PROVIDED ENTRIES START
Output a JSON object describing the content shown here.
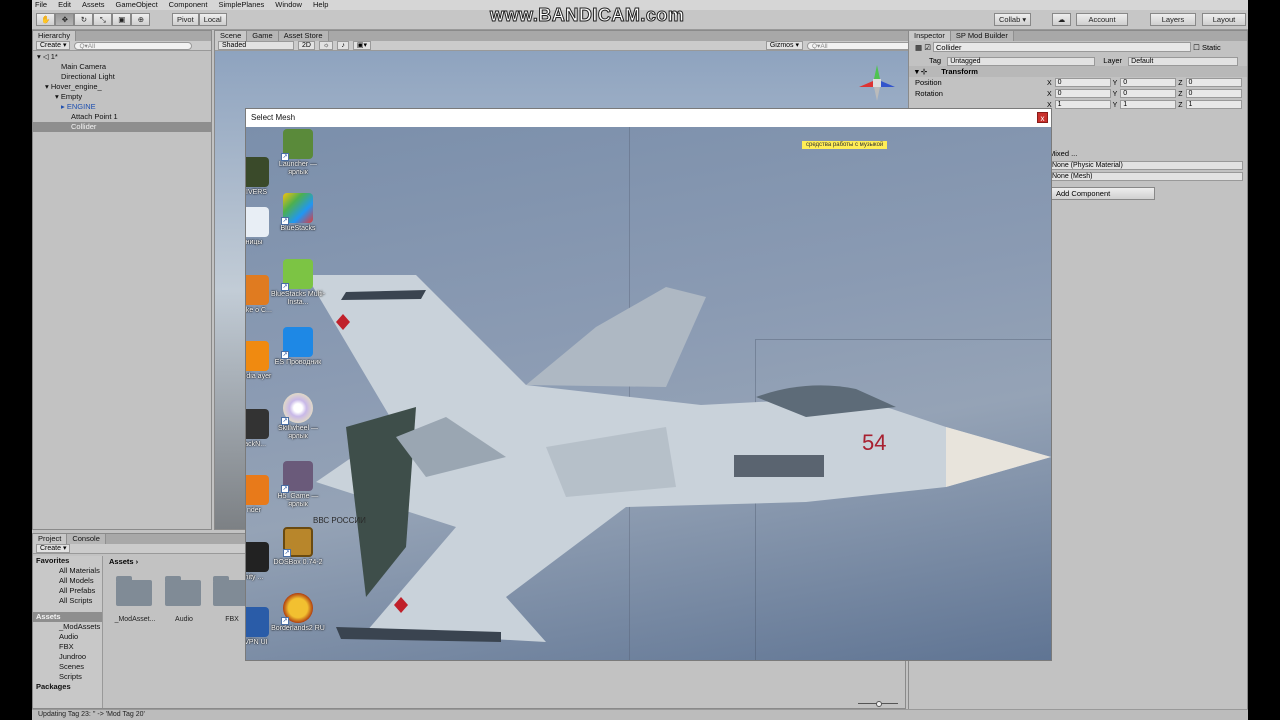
{
  "menubar": [
    "File",
    "Edit",
    "Assets",
    "GameObject",
    "Component",
    "SimplePlanes",
    "Window",
    "Help"
  ],
  "toolbar": {
    "pivot_label": "Pivot",
    "local_label": "Local",
    "collab_label": "Collab ▾",
    "account_label": "Account",
    "layers_label": "Layers",
    "layout_label": "Layout"
  },
  "watermark": "www.BANDICAM.com",
  "hierarchy": {
    "tab": "Hierarchy",
    "create_label": "Create ▾",
    "search_placeholder": "Q▾All",
    "scene_name": "1*",
    "items": [
      "Main Camera",
      "Directional Light",
      "Hover_engine_",
      "Empty",
      "ENGINE",
      "Attach Point 1",
      "Collider"
    ]
  },
  "scene": {
    "tabs": [
      "Scene",
      "Game",
      "Asset Store"
    ],
    "shaded_label": "Shaded",
    "mode_2d": "2D",
    "gizmos_label": "Gizmos ▾",
    "search_placeholder": "Q▾All"
  },
  "inspector": {
    "tabs": [
      "Inspector",
      "SP Mod Builder"
    ],
    "object_name": "Collider",
    "static_label": "Static",
    "tag_label": "Tag",
    "tag_value": "Untagged",
    "layer_label": "Layer",
    "layer_value": "Default",
    "transform_label": "Transform",
    "position_label": "Position",
    "rotation_label": "Rotation",
    "pos": {
      "x": "0",
      "y": "0",
      "z": "0"
    },
    "rot": {
      "x": "0",
      "y": "0",
      "z": "0"
    },
    "scale": {
      "x": "1",
      "y": "1",
      "z": "1"
    },
    "mixed_label": "Mixed ...",
    "physic_material": "None (Physic Material)",
    "mesh": "None (Mesh)",
    "add_component": "Add Component"
  },
  "project": {
    "tabs": [
      "Project",
      "Console"
    ],
    "create_label": "Create ▾",
    "favorites_label": "Favorites",
    "favorites": [
      "All Materials",
      "All Models",
      "All Prefabs",
      "All Scripts"
    ],
    "assets_label": "Assets",
    "assets_tree": [
      "_ModAssets",
      "Audio",
      "FBX",
      "Jundroo",
      "Scenes",
      "Scripts"
    ],
    "packages_label": "Packages",
    "breadcrumb": "Assets ›",
    "folders": [
      "_ModAsset...",
      "Audio",
      "FBX"
    ]
  },
  "status": "Updating Tag 23: '' -> 'Mod Tag 20'",
  "dialog": {
    "title": "Select Mesh",
    "close_label": "x",
    "note": "средства работы с музыкой",
    "desktop_left": [
      "DIVERS",
      "ницы",
      "make o C...",
      "media ayer",
      "rackN...",
      "nder",
      "nity ...",
      "nVPN UI"
    ],
    "desktop_icons": [
      {
        "label": "Launcher — ярлык",
        "color": "#5a8a3a"
      },
      {
        "label": "BlueStacks",
        "color": "#4caf50"
      },
      {
        "label": "BlueStacks Multi-Insta...",
        "color": "#7cc444"
      },
      {
        "label": "ES Проводник",
        "color": "#1e88e5"
      },
      {
        "label": "Skillwheel — ярлык",
        "color": "#e0d8c8"
      },
      {
        "label": "H5_Game — ярлык",
        "color": "#6a5a7a"
      },
      {
        "label": "DOSBox 0.74-2",
        "color": "#b8862b"
      },
      {
        "label": "Borderlands2 RU",
        "color": "#d8a820"
      }
    ],
    "jet_number": "54",
    "jet_text": "ВВС РОССИИ"
  }
}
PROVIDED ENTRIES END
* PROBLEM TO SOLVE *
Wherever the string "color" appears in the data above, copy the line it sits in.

* OUTPUT *
        "color": "#5a8a3a"
        "color": "#4caf50"
        "color": "#7cc444"
        "color": "#1e88e5"
        "color": "#e0d8c8"
        "color": "#6a5a7a"
        "color": "#b8862b"
        "color": "#d8a820"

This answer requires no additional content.